By Anna Passyn, LPC
The New Normal, a phrase I’ve grown to dislike the more it’s used and the more it refers to situations and outcomes that seem anything but normal during this pandemic, may correctly and truly describe something. Finally. Teletherapy.
Six months ago, when we were naively contemplating how the year would unfold, my colleagues and I discussed teletherapy from the comfort of our offices. What would it be like? For us? For our clients? What would we miss? Interestingly, we spent very little time discussing what we, and our clients, would gain. We worried that the work would not be as effective, a concern which research refutes; we were concerned that we would lose the connection to our clients, a worry that has not been borne out in practice.
As we move into the fifth month of all virtual practice, we are learning a lot; and we are learning that there are more advantages than first suspected. Clients are beginning sessions right after a run, getting children set up with a project in the next room or while sitting outside in the sun. The absence of the commute time, the hassles of traffic and additional time away from home have become a consistent source of “gain” expressed by our clients. And that holds true for therapists as well. We are now able to exercise ourselves and/or our dogs between sessions, touch base with partners and children for a meal or a quick in-person conversation. We also see clients and therapists experiencing an intimacy that is new and different. Child therapists are seeing the toys their clients play with for comfort and connection; seeing our clients’ homes, learning what they surround themselves with and where they find solace are new insights gained by this way of connecting. And, while some clients have a hard time finding the spot in their homes that provides privacy and quiet, when they do find that spot many also find an ability and willingness to open up to their therapists in new ways – at ease in their own, comfortable spaces, clients are able to fully relax into the moment.

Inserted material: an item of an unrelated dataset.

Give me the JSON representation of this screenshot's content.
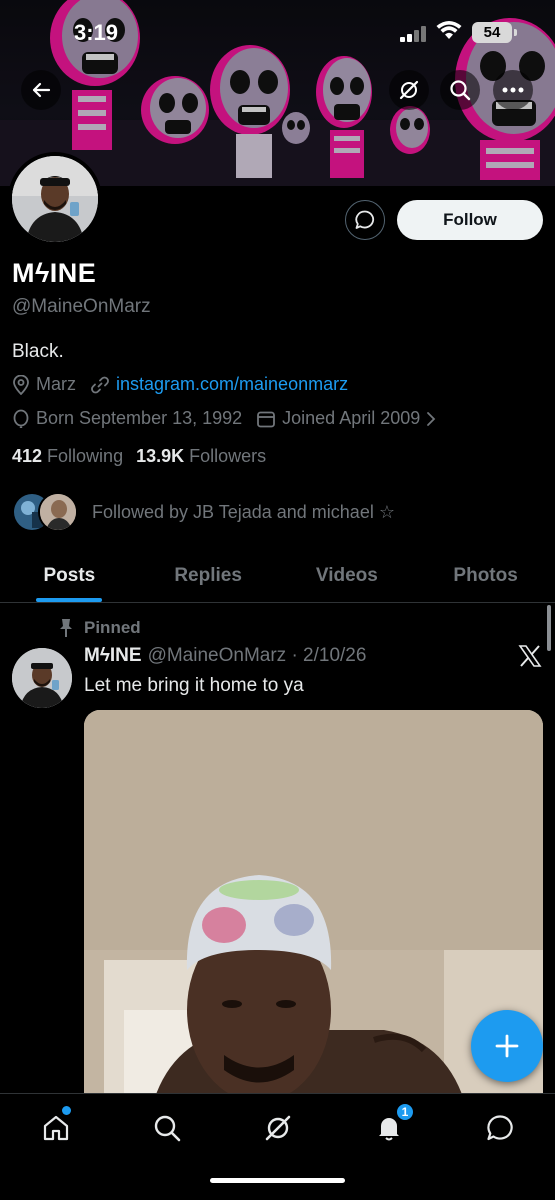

So, what will be the New Normal? With evidence supporting the effectiveness of teletherapy, and now with an abundance of experience that points to its benefits, it seems teletherapy is here to stay. The New York Times reports (see: https://www.nytimes.com/2020/07/09/well/mind/teletherapy-mental-health-coronavirus.html) that many therapists are now intending to offer teletherapy after the lift of pandemic restrictions. The potential gain of scheduling flexibility and the comfort felt by clients is likely going to make teletherapy the best choice for many. And many therapists prefer retaining that flexibility as well. Finally, something that feels normal as part of the New Normal.